Once again the camper and bed come off the truck to finish up some loose ends, including a roll on bed liner and chassis work.
With the bed liner material needing to dry I decided to tackle that first by masking off the exterior.
I then mix up the liner material Wil gave me and applied it to the inside of the bed.
Also I put some on the tailgate.
After another visit to my brother’s shop I picked up some cool new suspension parts.
Fox Shox for a better ride.
Air Bags for fluctuating load weight (water, fuel, food and etc).
Limiting straps and tabs to keep parts from over extending
Uniball heim joints and poly bushings for new upper a-arms.
To start I tack weld the new shock tabs in place, create a mock up of where the remote reservoir will mount.
Then I move onto positioning the air bag mounts. Another cross bar is added at the end of the upper air bag mount.
Parts removed then both cross bars get welded into place.
Air bag mounts welded directly onto the frame.
To support the weight the air bags will carry I add gussets. (Thanks to Wil for giving me a hand with making these.) Also a limiting strap tab is welded on over the axle.
Wil snapped a photo of me welding the final gusset in place.
Reinforcing completed. Hard to see, but I added another short piece across on the reverse side where the limiting strap tab is located.
I begin bolting on all the parts to make sure nothing warped while welding.
Then I spray on a coat of paint and install the parts once dry.
Another angle of new suspension setup.
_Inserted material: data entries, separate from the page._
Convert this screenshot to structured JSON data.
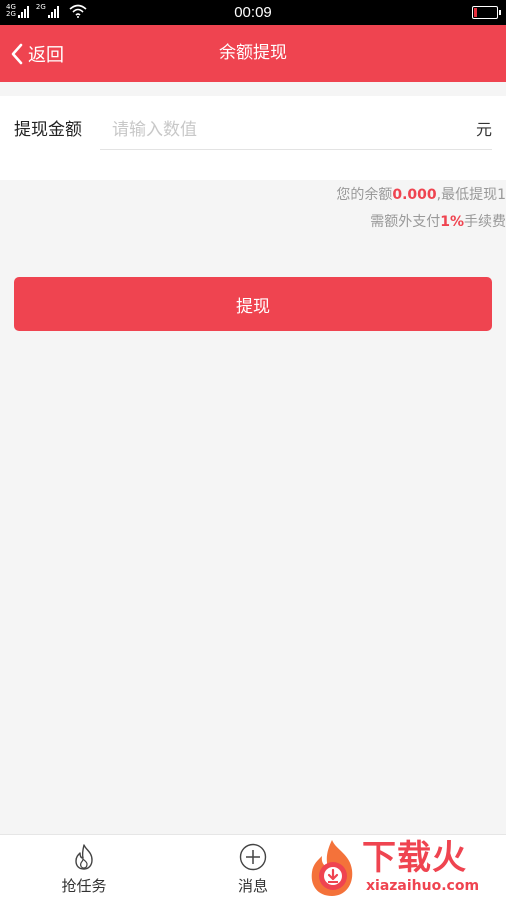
{
  "status_bar": {
    "network_1": "4G",
    "network_1b": "2G",
    "network_2": "2G",
    "time": "00:09",
    "battery_level": 0.15
  },
  "header": {
    "back_label": "返回",
    "title": "余额提现"
  },
  "form": {
    "amount_label": "提现金额",
    "amount_placeholder": "请输入数值",
    "amount_value": "",
    "unit": "元"
  },
  "info": {
    "line1_prefix": "您的余额",
    "balance": "0.000",
    "line1_suffix": ",最低提现1",
    "line2_prefix": "需额外支付",
    "fee_rate": "1%",
    "line2_suffix": "手续费"
  },
  "submit_label": "提现",
  "bottom_nav": {
    "items": [
      {
        "label": "抢任务",
        "icon": "flame-icon"
      },
      {
        "label": "消息",
        "icon": "plus-circle-icon"
      }
    ]
  },
  "watermark": {
    "text_cn": "下载火",
    "text_en": "xiazaihuo.com"
  },
  "colors": {
    "accent": "#ef4450",
    "background": "#f5f5f5",
    "placeholder": "#c8c8c8",
    "hint_text": "#999999"
  }
}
Next I fab up the bottom plates for the air bags to ride on. I only have bolt holes on one side to allow extra up travel.
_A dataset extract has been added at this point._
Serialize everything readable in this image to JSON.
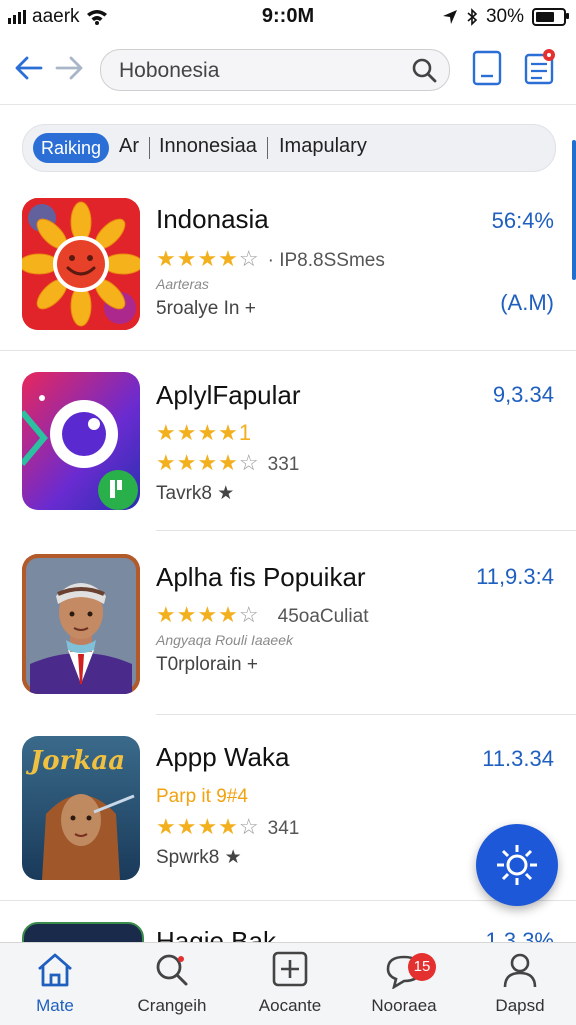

Under side of air bag lower bracket.
Bracket installed with air bag and air line.
I run the air lines to the bags to one location for easy inflation/deflation. Also used some no lose valve caps I got from George at Extreme Outback Products.
Next I assemble all the parts for an air supply system. I’m using a small compressor for now, though I want to swap out for a much nicer ExtremeAire one in the future.
I decided to build my own air tank so I could fit it much easier than a pre-made one.
This is my second attempt at making one, thankfully it worked holding 100psi.
I removed all the fittings, cleaned all the sharp edges, painted and then installed the tank right behind the bumper.
After installing I fought with popping the air line and loosing pressure. I ended up installing a check valve on the feed line to the tank.
The compressor fit perfectly off to the left mounted to the boxes. I added the brass fittings to help dissipate the heat, keeping the plastic line from popping. I’ll be creating a small shield for the compressor to keep anything from touching it and so I have a place to mount a switch in easy reach. After fighting with everything for over a day I managed to get everything working properly. If I had to do it again, I would of bought an air tank and saved myself time.